Exercise goal: Each line of the material should be set down exactly. Pictures are not part of the copy.

Given entries:
┄┄┄┄┄┄┄┄┄┄
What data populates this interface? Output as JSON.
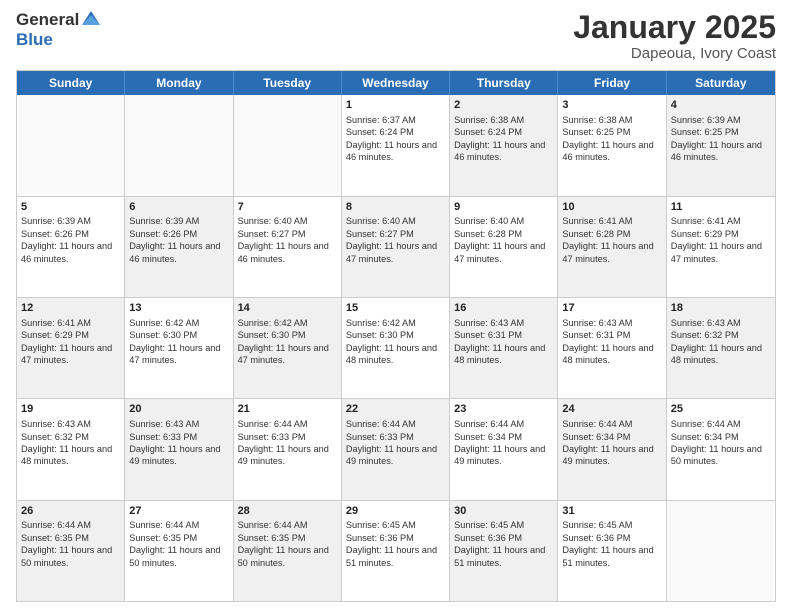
{
  "header": {
    "logo_general": "General",
    "logo_blue": "Blue",
    "month": "January 2025",
    "location": "Dapeoua, Ivory Coast"
  },
  "weekdays": [
    "Sunday",
    "Monday",
    "Tuesday",
    "Wednesday",
    "Thursday",
    "Friday",
    "Saturday"
  ],
  "weeks": [
    [
      {
        "day": "",
        "info": "",
        "shaded": true
      },
      {
        "day": "",
        "info": "",
        "shaded": true
      },
      {
        "day": "",
        "info": "",
        "shaded": true
      },
      {
        "day": "1",
        "info": "Sunrise: 6:37 AM\nSunset: 6:24 PM\nDaylight: 11 hours and 46 minutes.",
        "shaded": false
      },
      {
        "day": "2",
        "info": "Sunrise: 6:38 AM\nSunset: 6:24 PM\nDaylight: 11 hours and 46 minutes.",
        "shaded": true
      },
      {
        "day": "3",
        "info": "Sunrise: 6:38 AM\nSunset: 6:25 PM\nDaylight: 11 hours and 46 minutes.",
        "shaded": false
      },
      {
        "day": "4",
        "info": "Sunrise: 6:39 AM\nSunset: 6:25 PM\nDaylight: 11 hours and 46 minutes.",
        "shaded": true
      }
    ],
    [
      {
        "day": "5",
        "info": "Sunrise: 6:39 AM\nSunset: 6:26 PM\nDaylight: 11 hours and 46 minutes.",
        "shaded": false
      },
      {
        "day": "6",
        "info": "Sunrise: 6:39 AM\nSunset: 6:26 PM\nDaylight: 11 hours and 46 minutes.",
        "shaded": true
      },
      {
        "day": "7",
        "info": "Sunrise: 6:40 AM\nSunset: 6:27 PM\nDaylight: 11 hours and 46 minutes.",
        "shaded": false
      },
      {
        "day": "8",
        "info": "Sunrise: 6:40 AM\nSunset: 6:27 PM\nDaylight: 11 hours and 47 minutes.",
        "shaded": true
      },
      {
        "day": "9",
        "info": "Sunrise: 6:40 AM\nSunset: 6:28 PM\nDaylight: 11 hours and 47 minutes.",
        "shaded": false
      },
      {
        "day": "10",
        "info": "Sunrise: 6:41 AM\nSunset: 6:28 PM\nDaylight: 11 hours and 47 minutes.",
        "shaded": true
      },
      {
        "day": "11",
        "info": "Sunrise: 6:41 AM\nSunset: 6:29 PM\nDaylight: 11 hours and 47 minutes.",
        "shaded": false
      }
    ],
    [
      {
        "day": "12",
        "info": "Sunrise: 6:41 AM\nSunset: 6:29 PM\nDaylight: 11 hours and 47 minutes.",
        "shaded": true
      },
      {
        "day": "13",
        "info": "Sunrise: 6:42 AM\nSunset: 6:30 PM\nDaylight: 11 hours and 47 minutes.",
        "shaded": false
      },
      {
        "day": "14",
        "info": "Sunrise: 6:42 AM\nSunset: 6:30 PM\nDaylight: 11 hours and 47 minutes.",
        "shaded": true
      },
      {
        "day": "15",
        "info": "Sunrise: 6:42 AM\nSunset: 6:30 PM\nDaylight: 11 hours and 48 minutes.",
        "shaded": false
      },
      {
        "day": "16",
        "info": "Sunrise: 6:43 AM\nSunset: 6:31 PM\nDaylight: 11 hours and 48 minutes.",
        "shaded": true
      },
      {
        "day": "17",
        "info": "Sunrise: 6:43 AM\nSunset: 6:31 PM\nDaylight: 11 hours and 48 minutes.",
        "shaded": false
      },
      {
        "day": "18",
        "info": "Sunrise: 6:43 AM\nSunset: 6:32 PM\nDaylight: 11 hours and 48 minutes.",
        "shaded": true
      }
    ],
    [
      {
        "day": "19",
        "info": "Sunrise: 6:43 AM\nSunset: 6:32 PM\nDaylight: 11 hours and 48 minutes.",
        "shaded": false
      },
      {
        "day": "20",
        "info": "Sunrise: 6:43 AM\nSunset: 6:33 PM\nDaylight: 11 hours and 49 minutes.",
        "shaded": true
      },
      {
        "day": "21",
        "info": "Sunrise: 6:44 AM\nSunset: 6:33 PM\nDaylight: 11 hours and 49 minutes.",
        "shaded": false
      },
      {
        "day": "22",
        "info": "Sunrise: 6:44 AM\nSunset: 6:33 PM\nDaylight: 11 hours and 49 minutes.",
        "shaded": true
      },
      {
        "day": "23",
        "info": "Sunrise: 6:44 AM\nSunset: 6:34 PM\nDaylight: 11 hours and 49 minutes.",
        "shaded": false
      },
      {
        "day": "24",
        "info": "Sunrise: 6:44 AM\nSunset: 6:34 PM\nDaylight: 11 hours and 49 minutes.",
        "shaded": true
      },
      {
        "day": "25",
        "info": "Sunrise: 6:44 AM\nSunset: 6:34 PM\nDaylight: 11 hours and 50 minutes.",
        "shaded": false
      }
    ],
    [
      {
        "day": "26",
        "info": "Sunrise: 6:44 AM\nSunset: 6:35 PM\nDaylight: 11 hours and 50 minutes.",
        "shaded": true
      },
      {
        "day": "27",
        "info": "Sunrise: 6:44 AM\nSunset: 6:35 PM\nDaylight: 11 hours and 50 minutes.",
        "shaded": false
      },
      {
        "day": "28",
        "info": "Sunrise: 6:44 AM\nSunset: 6:35 PM\nDaylight: 11 hours and 50 minutes.",
        "shaded": true
      },
      {
        "day": "29",
        "info": "Sunrise: 6:45 AM\nSunset: 6:36 PM\nDaylight: 11 hours and 51 minutes.",
        "shaded": false
      },
      {
        "day": "30",
        "info": "Sunrise: 6:45 AM\nSunset: 6:36 PM\nDaylight: 11 hours and 51 minutes.",
        "shaded": true
      },
      {
        "day": "31",
        "info": "Sunrise: 6:45 AM\nSunset: 6:36 PM\nDaylight: 11 hours and 51 minutes.",
        "shaded": false
      },
      {
        "day": "",
        "info": "",
        "shaded": true
      }
    ]
  ]
}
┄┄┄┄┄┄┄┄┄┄
Task response:
What data populates this interface? Output as JSON.
{
  "header": {
    "logo_general": "General",
    "logo_blue": "Blue",
    "month": "January 2025",
    "location": "Dapeoua, Ivory Coast"
  },
  "weekdays": [
    "Sunday",
    "Monday",
    "Tuesday",
    "Wednesday",
    "Thursday",
    "Friday",
    "Saturday"
  ],
  "weeks": [
    [
      {
        "day": "",
        "info": "",
        "shaded": true
      },
      {
        "day": "",
        "info": "",
        "shaded": true
      },
      {
        "day": "",
        "info": "",
        "shaded": true
      },
      {
        "day": "1",
        "info": "Sunrise: 6:37 AM\nSunset: 6:24 PM\nDaylight: 11 hours and 46 minutes.",
        "shaded": false
      },
      {
        "day": "2",
        "info": "Sunrise: 6:38 AM\nSunset: 6:24 PM\nDaylight: 11 hours and 46 minutes.",
        "shaded": true
      },
      {
        "day": "3",
        "info": "Sunrise: 6:38 AM\nSunset: 6:25 PM\nDaylight: 11 hours and 46 minutes.",
        "shaded": false
      },
      {
        "day": "4",
        "info": "Sunrise: 6:39 AM\nSunset: 6:25 PM\nDaylight: 11 hours and 46 minutes.",
        "shaded": true
      }
    ],
    [
      {
        "day": "5",
        "info": "Sunrise: 6:39 AM\nSunset: 6:26 PM\nDaylight: 11 hours and 46 minutes.",
        "shaded": false
      },
      {
        "day": "6",
        "info": "Sunrise: 6:39 AM\nSunset: 6:26 PM\nDaylight: 11 hours and 46 minutes.",
        "shaded": true
      },
      {
        "day": "7",
        "info": "Sunrise: 6:40 AM\nSunset: 6:27 PM\nDaylight: 11 hours and 46 minutes.",
        "shaded": false
      },
      {
        "day": "8",
        "info": "Sunrise: 6:40 AM\nSunset: 6:27 PM\nDaylight: 11 hours and 47 minutes.",
        "shaded": true
      },
      {
        "day": "9",
        "info": "Sunrise: 6:40 AM\nSunset: 6:28 PM\nDaylight: 11 hours and 47 minutes.",
        "shaded": false
      },
      {
        "day": "10",
        "info": "Sunrise: 6:41 AM\nSunset: 6:28 PM\nDaylight: 11 hours and 47 minutes.",
        "shaded": true
      },
      {
        "day": "11",
        "info": "Sunrise: 6:41 AM\nSunset: 6:29 PM\nDaylight: 11 hours and 47 minutes.",
        "shaded": false
      }
    ],
    [
      {
        "day": "12",
        "info": "Sunrise: 6:41 AM\nSunset: 6:29 PM\nDaylight: 11 hours and 47 minutes.",
        "shaded": true
      },
      {
        "day": "13",
        "info": "Sunrise: 6:42 AM\nSunset: 6:30 PM\nDaylight: 11 hours and 47 minutes.",
        "shaded": false
      },
      {
        "day": "14",
        "info": "Sunrise: 6:42 AM\nSunset: 6:30 PM\nDaylight: 11 hours and 47 minutes.",
        "shaded": true
      },
      {
        "day": "15",
        "info": "Sunrise: 6:42 AM\nSunset: 6:30 PM\nDaylight: 11 hours and 48 minutes.",
        "shaded": false
      },
      {
        "day": "16",
        "info": "Sunrise: 6:43 AM\nSunset: 6:31 PM\nDaylight: 11 hours and 48 minutes.",
        "shaded": true
      },
      {
        "day": "17",
        "info": "Sunrise: 6:43 AM\nSunset: 6:31 PM\nDaylight: 11 hours and 48 minutes.",
        "shaded": false
      },
      {
        "day": "18",
        "info": "Sunrise: 6:43 AM\nSunset: 6:32 PM\nDaylight: 11 hours and 48 minutes.",
        "shaded": true
      }
    ],
    [
      {
        "day": "19",
        "info": "Sunrise: 6:43 AM\nSunset: 6:32 PM\nDaylight: 11 hours and 48 minutes.",
        "shaded": false
      },
      {
        "day": "20",
        "info": "Sunrise: 6:43 AM\nSunset: 6:33 PM\nDaylight: 11 hours and 49 minutes.",
        "shaded": true
      },
      {
        "day": "21",
        "info": "Sunrise: 6:44 AM\nSunset: 6:33 PM\nDaylight: 11 hours and 49 minutes.",
        "shaded": false
      },
      {
        "day": "22",
        "info": "Sunrise: 6:44 AM\nSunset: 6:33 PM\nDaylight: 11 hours and 49 minutes.",
        "shaded": true
      },
      {
        "day": "23",
        "info": "Sunrise: 6:44 AM\nSunset: 6:34 PM\nDaylight: 11 hours and 49 minutes.",
        "shaded": false
      },
      {
        "day": "24",
        "info": "Sunrise: 6:44 AM\nSunset: 6:34 PM\nDaylight: 11 hours and 49 minutes.",
        "shaded": true
      },
      {
        "day": "25",
        "info": "Sunrise: 6:44 AM\nSunset: 6:34 PM\nDaylight: 11 hours and 50 minutes.",
        "shaded": false
      }
    ],
    [
      {
        "day": "26",
        "info": "Sunrise: 6:44 AM\nSunset: 6:35 PM\nDaylight: 11 hours and 50 minutes.",
        "shaded": true
      },
      {
        "day": "27",
        "info": "Sunrise: 6:44 AM\nSunset: 6:35 PM\nDaylight: 11 hours and 50 minutes.",
        "shaded": false
      },
      {
        "day": "28",
        "info": "Sunrise: 6:44 AM\nSunset: 6:35 PM\nDaylight: 11 hours and 50 minutes.",
        "shaded": true
      },
      {
        "day": "29",
        "info": "Sunrise: 6:45 AM\nSunset: 6:36 PM\nDaylight: 11 hours and 51 minutes.",
        "shaded": false
      },
      {
        "day": "30",
        "info": "Sunrise: 6:45 AM\nSunset: 6:36 PM\nDaylight: 11 hours and 51 minutes.",
        "shaded": true
      },
      {
        "day": "31",
        "info": "Sunrise: 6:45 AM\nSunset: 6:36 PM\nDaylight: 11 hours and 51 minutes.",
        "shaded": false
      },
      {
        "day": "",
        "info": "",
        "shaded": true
      }
    ]
  ]
}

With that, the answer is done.